No, F. Scott. We don't forget, but we do forgive. A classic case is Vanessa Williams, who was crowned Miss America 1984, only to be dethroned ten months later when some saucy pictures of her turned up in Penthouse Magazine. It was the old, old story: she had posed when she was younger and needed the work, and was hardly the first person to be bitten by karma in such a way. I personally have needed years to live down the infamy of being photographed with Pamela Anderson. In my case, however, I was identified by the stage name I employed at the time: "Tommy Lee." But still.
So all these years later, we can turn on the tv set every Sunday and see Vanessa strutting about on "Desperate Housewives," and you betcha there aren't a lot of people saying, "Turn off the tv, Henry; it's that horrible woman with the nudie pitchers!" She moved on. We all did. Truth to tell, you could probably see pictures like that of most of your friends on Facebook, and the world wouldn't stop revolving.
Another once-notorious and now-celebrated person who appears on television on Sundays is Michael Vick. You all know the story about him, and the coals of his infamy are still glowing a lot more brightly than Vanessa's. Raised in a culture that included dogfighting, Vick spent a lot of the money he made as an NFL quarterback on that sick sport, got caught, went to jail, lost two years of time in his career, and has come out of jail ostensibly rehabilitated and penitent, and does a lot of public speaking against that which derailed his career. He speaks to young people about doing the right things, he works for the Humane Society to fight the scourge of dogfighting, and he has had as his guide on the road to spiritual renewal the highly-regarded former coach of the Professional Football Team which Plays In Indianapolis but Still Belongs to Baltimore, Mr Tony Dungy. (Some things, we just DO NOT forgive or forget!) Vick's public image is being restored, and his career is in high gear again.
Vick began the year as a backup quarterback on the Philadelphia Eagles, but injuries to the starter put him back on the field, and he has excelled.

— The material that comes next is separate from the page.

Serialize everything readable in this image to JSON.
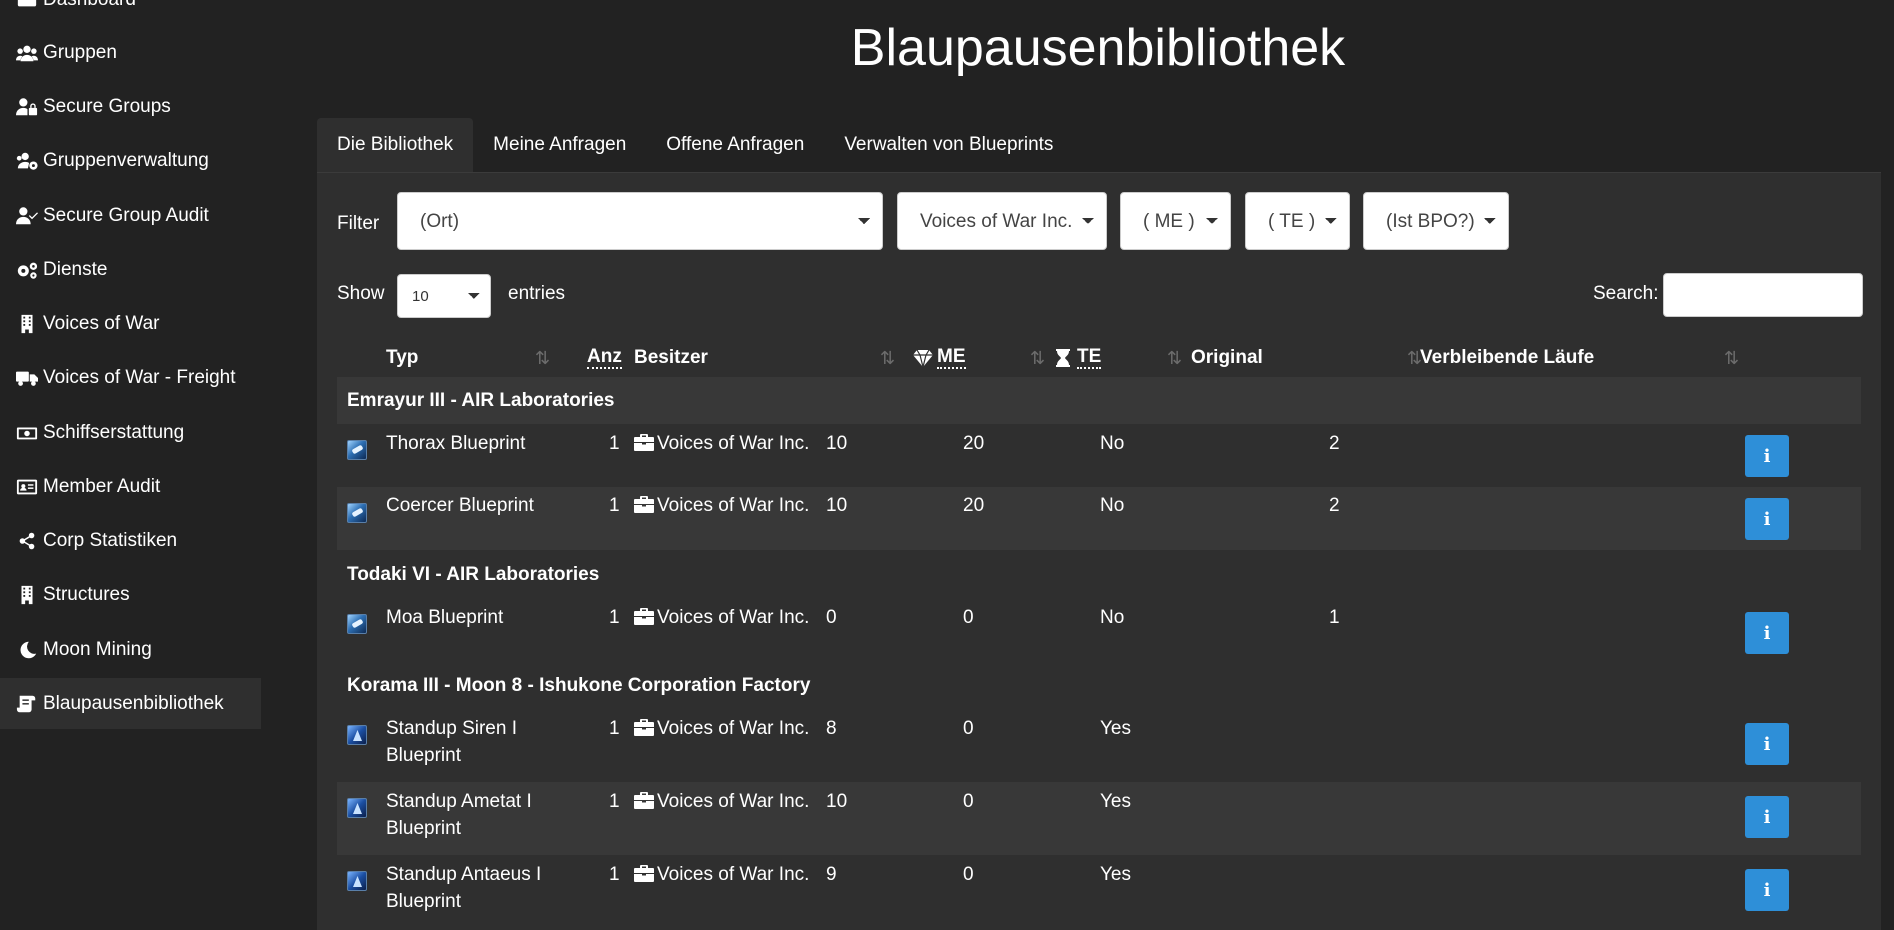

Meanwhile, the stands are full of people cheering for his ability to throw, or run with, a football, and many of those fans are people who swore that they would never attend a game, watch a game, or root for a team with that horrible man Vick on it.
And yet, they cheer. So we do forgive, and we realize that we are none of us perfect. This week, Vick startled people again by saying that he wants a dog in his home. He said his daughters really miss having a pooch on the premises, and, even though the terms of his probation dictate no dog ownership until mid-2012, he wants one, and says, "I really mean what I say. I don't have a problem. I'm not a psychopath. I'm not crazy. I'm a human being. What happened in my past and what I did in the culture I grew up in doesn't shape and mold me as the person I am now.
Predictably, there is mixed opinion on this. PETA says Vick should be banned from owning dogs for life, while Humane Society president Wayne Pacelle, who has been working with Vick, feels that it would be OK after Vick's probation is up. I don't know about the lifelong ban, but gee whiz, I don't know about him ever owning a dog.
What say you?